    543        —          —          —          —          —          —          —          —          —     

Forfeiture of restricted stock

    —          (15     —          —          —          —          —          —          —          —     

Amortization of restricted stock

    —          —          388        —          —          —          —          —          —          388   

Amortization of stock options

    —          —          713        —          —          —          —          —          —          713   

Forgiveness of stock subscription receivable

    —          —          —          —          —          —          —          —          80        80   

Issuance of stock purchase warrants

    —          —          —          —          —          —          —          6,696        —          6,696   

Translation adjustment, net of tax

    —          —          —          —          —          —          (134     —          —          (134

Adjustment to pension obligation, net of tax

    —          —          —          —          —          —          1,035        —          —          1,035   
 

 

 

   

 

 

   

 

 

   

 

 

   

 

 

   

 

 

   

 

 

   

 

 

   

 

 

   

 

 

 

Balance, December 31, 2009

    20,297        (220   $ 364,046      $ (1,580   $ (294,568   $ (189,589     (25,587   $ 6,696      $ (154   $ (140,736
 

 

 

   

 

 

   

 

 

   

 

 

   

 

 

   

 

 

   

 

 

   

 

 

   

 

 

   

 

 

 

Net loss

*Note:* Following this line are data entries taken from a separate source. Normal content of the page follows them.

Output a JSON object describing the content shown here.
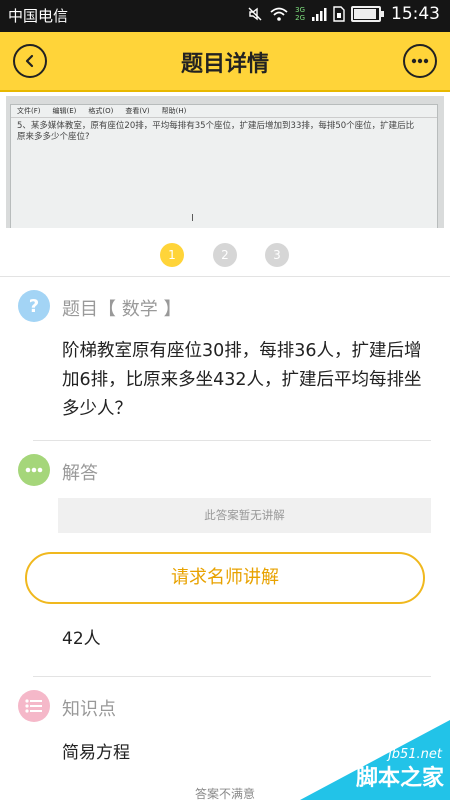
{
  "status_bar": {
    "carrier": "中国电信",
    "network": "3G",
    "network2": "2G",
    "time": "15:43",
    "battery_level": 0.85,
    "icons": [
      "mute-icon",
      "wifi-icon",
      "signal-icon",
      "sim-icon",
      "battery-icon"
    ]
  },
  "header": {
    "title": "题目详情",
    "back_icon": "chevron-left-icon",
    "more_icon": "ellipsis-icon",
    "accent_color": "#ffd439"
  },
  "photo": {
    "menu_items": [
      "文件(F)",
      "编辑(E)",
      "格式(O)",
      "查看(V)",
      "帮助(H)"
    ],
    "text": "5、某多媒体教室，原有座位20排，平均每排有35个座位，扩建后增加到33排，每排50个座位，扩建后比原来多多少个座位?"
  },
  "pager": {
    "pages": [
      "1",
      "2",
      "3"
    ],
    "active": "1"
  },
  "question_section": {
    "label": "题目【 数学 】",
    "icon": "question-icon",
    "icon_color": "#a3d4f5",
    "text": "阶梯教室原有座位30排，每排36人，扩建后增加6排，比原来多坐432人，扩建后平均每排坐多少人？"
  },
  "answer_section": {
    "label": "解答",
    "icon": "chat-icon",
    "icon_color": "#a5d67a",
    "no_explanation": "此答案暂无讲解",
    "request_button": "请求名师讲解",
    "answer": "42人"
  },
  "knowledge_section": {
    "label": "知识点",
    "icon": "list-icon",
    "icon_color": "#f5b8c9",
    "value": "简易方程"
  },
  "footer": {
    "text": "答案不满意"
  },
  "watermark": {
    "url": "jb51.net",
    "name": "脚本之家",
    "color": "#22c3e8"
  }
}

    —          —          —          —          (7,406     —          —          —          —          (7,406

Issuance of restricted stock

    69        —          —          —          —          —          —          —          —          —     

Forfeiture of restricted stock

    —              —          —